Listen, buddy, they were survivors all along. Strength through creation. Ever wondered what Syd Barrett or the Soft Machine would be like if they'd managed to keep it going, to keep it together, for the sake of art over all else? Well, wonder no further.

- Matthew Moyer

Wednesday, February 4, 2009


At The Edge Of The World
Driven Music

For some reason, my gut instinct told me I was not going to like this album (or at the very least, I would think it just average and nothing overly special.) So much for my gut instinct. I was way off base. I had been familiar with Godhead by name only. Never really listened to them, just heard they were a metal/industrial act that had been around for several years. So I figured they had that "sound." You know, the one every other band of the same genre had; screaming vocals, heavy riffs, and some backing key's and noises to give them the "industrial" tag. Well they do have heavy riffs for sure, but the vocals are amazing. Frontman (and guitarist) Jason C. Miller has an outstanding set of pipes, which occasionally reminded me of Geoff Tate of Queensryche in certain parts. Between him and guitarist Mike Miller, (not related) they weave a powerful, yet very melodic set of 13 tracks, that are solid and well written. Bassist/Keyboardist Ulrich Hepperlin along with drummer Ty Smith provide a massive wall of rythym to keep things in place. Interestingly enough, Ty Smith is Godhead's sixth drummer, which make it seem as though they have been through more drummers than Spinal Tap! There are also five bonus remix tracks (including one from Curse Mackey) which makes a total of 18 songs altogether. More bang for your buck I always say. I was glad to be proven wrong this time, and found myself more than ready to go back and check into Godhead's previous work's. "At The Edge Of The World" is an album you should do yourself a favor and pick up. You won't be disappointed.
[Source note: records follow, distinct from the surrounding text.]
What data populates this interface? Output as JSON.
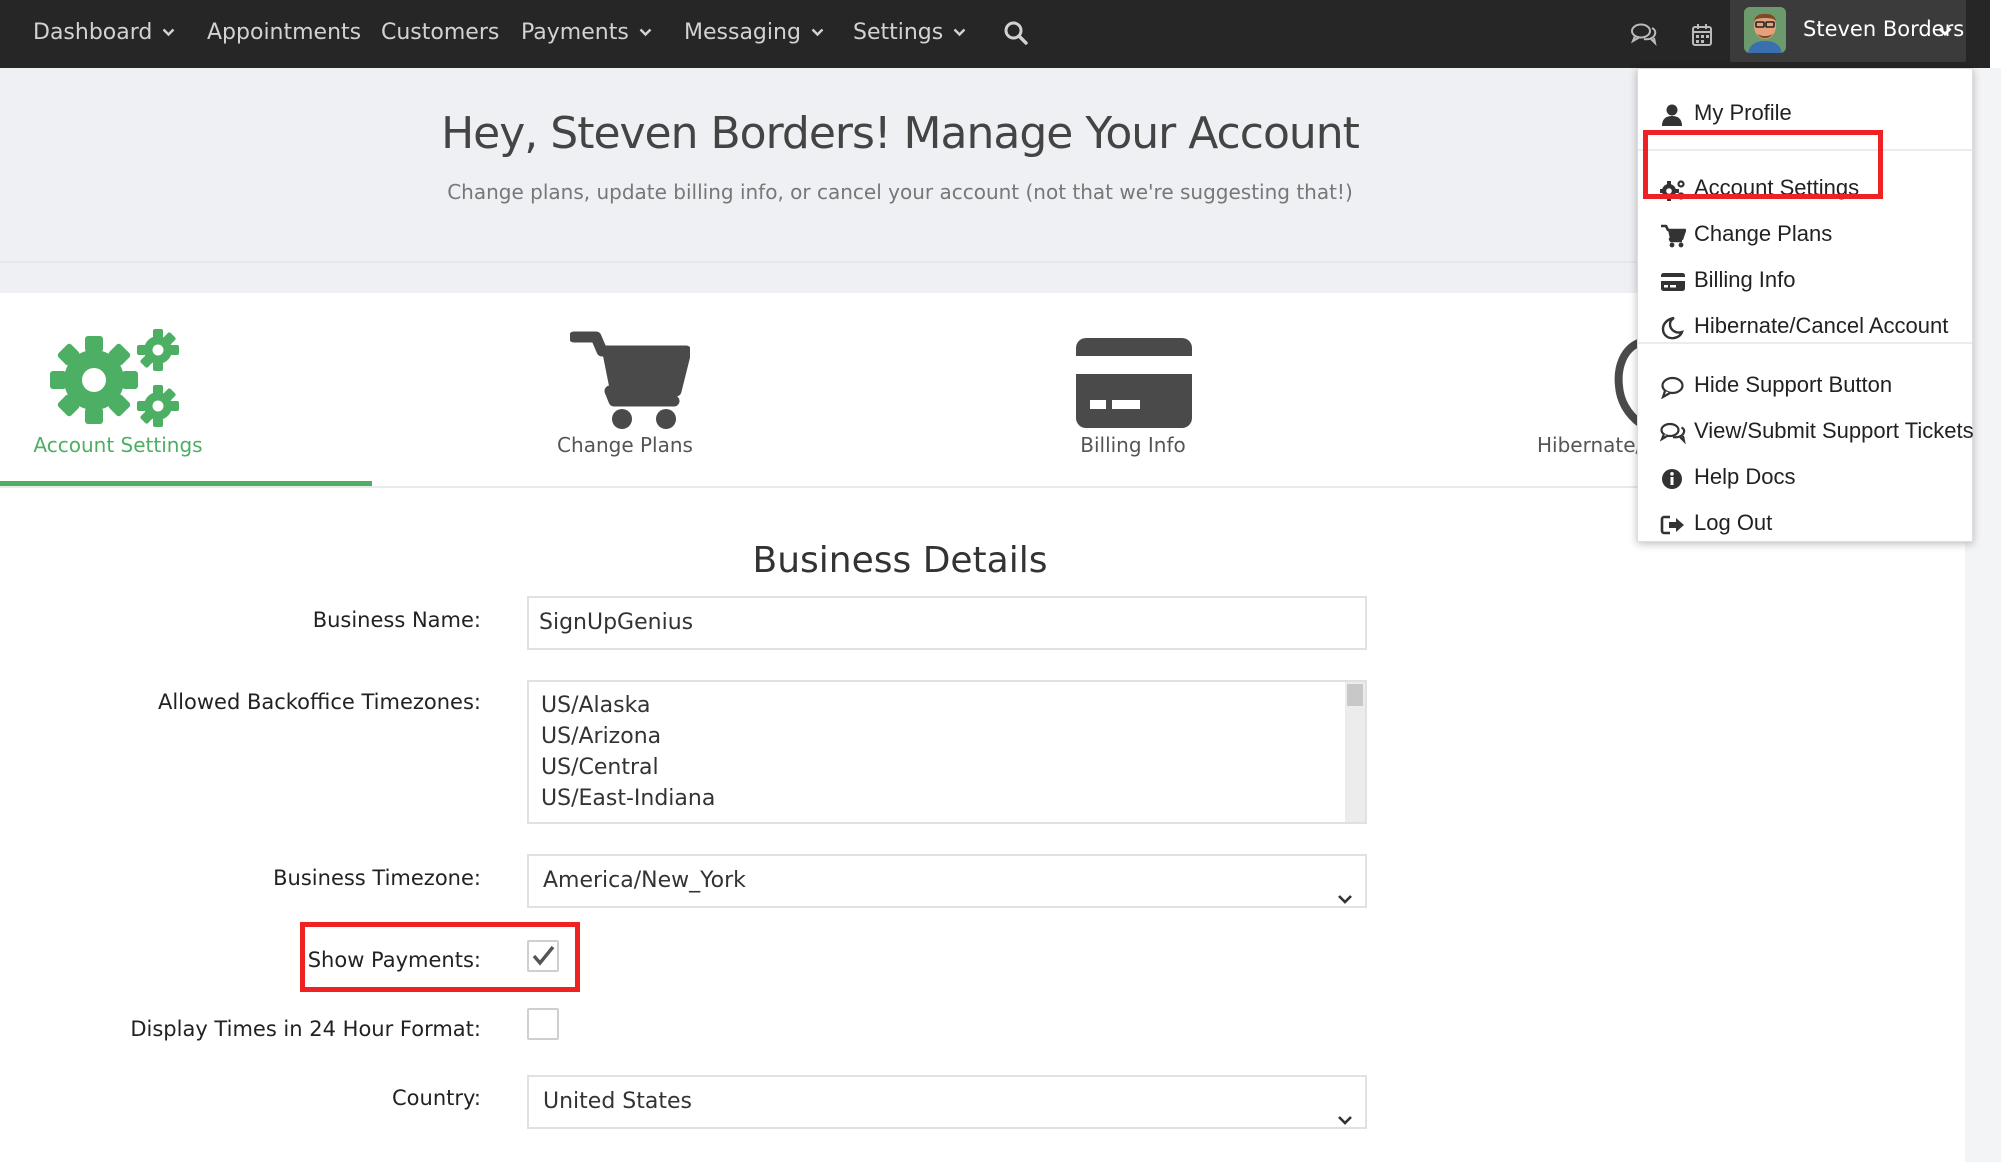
{
  "nav": {
    "items": [
      {
        "label": "Dashboard",
        "has_caret": true
      },
      {
        "label": "Appointments",
        "has_caret": false
      },
      {
        "label": "Customers",
        "has_caret": false
      },
      {
        "label": "Payments",
        "has_caret": true
      },
      {
        "label": "Messaging",
        "has_caret": true
      },
      {
        "label": "Settings",
        "has_caret": true
      }
    ],
    "search_icon": "search-icon",
    "chat_icon": "chat-icon",
    "calendar_icon": "calendar-icon",
    "user_name": "Steven Borders"
  },
  "hero": {
    "title": "Hey, Steven Borders! Manage Your Account",
    "subtitle": "Change plans, update billing info, or cancel your account (not that we're suggesting that!)"
  },
  "tabs": [
    {
      "label": "Account Settings",
      "icon": "gears-icon",
      "active": true
    },
    {
      "label": "Change Plans",
      "icon": "cart-icon",
      "active": false
    },
    {
      "label": "Billing Info",
      "icon": "credit-card-icon",
      "active": false
    },
    {
      "label": "Hibernate/",
      "icon": "moon-icon",
      "active": false
    }
  ],
  "form": {
    "title": "Business Details",
    "business_name_label": "Business Name:",
    "business_name_value": "SignUpGenius",
    "timezones_label": "Allowed Backoffice Timezones:",
    "timezones_options": [
      "US/Alaska",
      "US/Arizona",
      "US/Central",
      "US/East-Indiana"
    ],
    "business_timezone_label": "Business Timezone:",
    "business_timezone_value": "America/New_York",
    "show_payments_label": "Show Payments:",
    "show_payments_checked": true,
    "display_24h_label": "Display Times in 24 Hour Format:",
    "display_24h_checked": false,
    "country_label": "Country:",
    "country_value": "United States"
  },
  "dropdown": {
    "items": [
      {
        "label": "My Profile",
        "icon": "user-icon"
      },
      {
        "label": "Account Settings",
        "icon": "cogs-icon"
      },
      {
        "label": "Change Plans",
        "icon": "cart-icon"
      },
      {
        "label": "Billing Info",
        "icon": "credit-card-icon"
      },
      {
        "label": "Hibernate/Cancel Account",
        "icon": "moon-icon"
      },
      {
        "label": "Hide Support Button",
        "icon": "comment-icon"
      },
      {
        "label": "View/Submit Support Tickets",
        "icon": "comments-icon"
      },
      {
        "label": "Help Docs",
        "icon": "info-circle-icon"
      },
      {
        "label": "Log Out",
        "icon": "sign-out-icon"
      }
    ]
  },
  "colors": {
    "nav_bg": "#262626",
    "accent_green": "#4caf63",
    "highlight_red": "#ee2222",
    "icon_dark": "#4a4a4a"
  }
}
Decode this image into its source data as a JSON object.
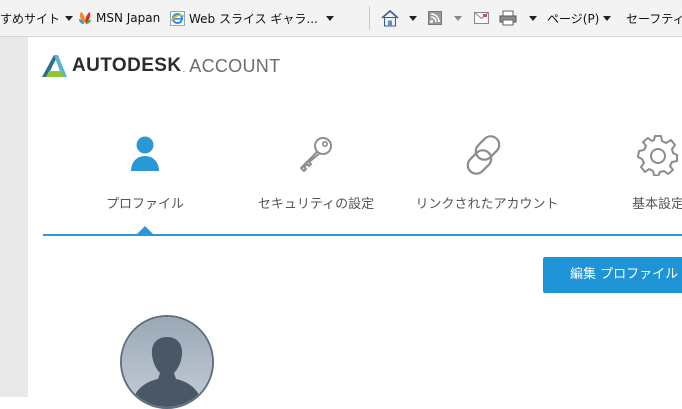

- Craig Harvey


War Zone Soundtrack

I thought most of the songs on here would be new stuff, but with the exception of Rob Zombie's "War Zone" (which by the way, is the best song he has done in a long time) it was all older material. It's not a total loss however, there are some good tracks lurking on this disc. Slayer - "Final Six", Slipknot-"Psychosocial", Seether - "Fallen", Kerli - "Bulletproof", Justice - "Genesis" and Hatebreed - "Refuse/Resist". Can't say whether the film is any good or not, as I haven't seen it (I was kind of pissed Thomas Jane did not reprise his role, but what can you do?) However the soundtrack is definitely fitting for this type of film.

- Craig Harvey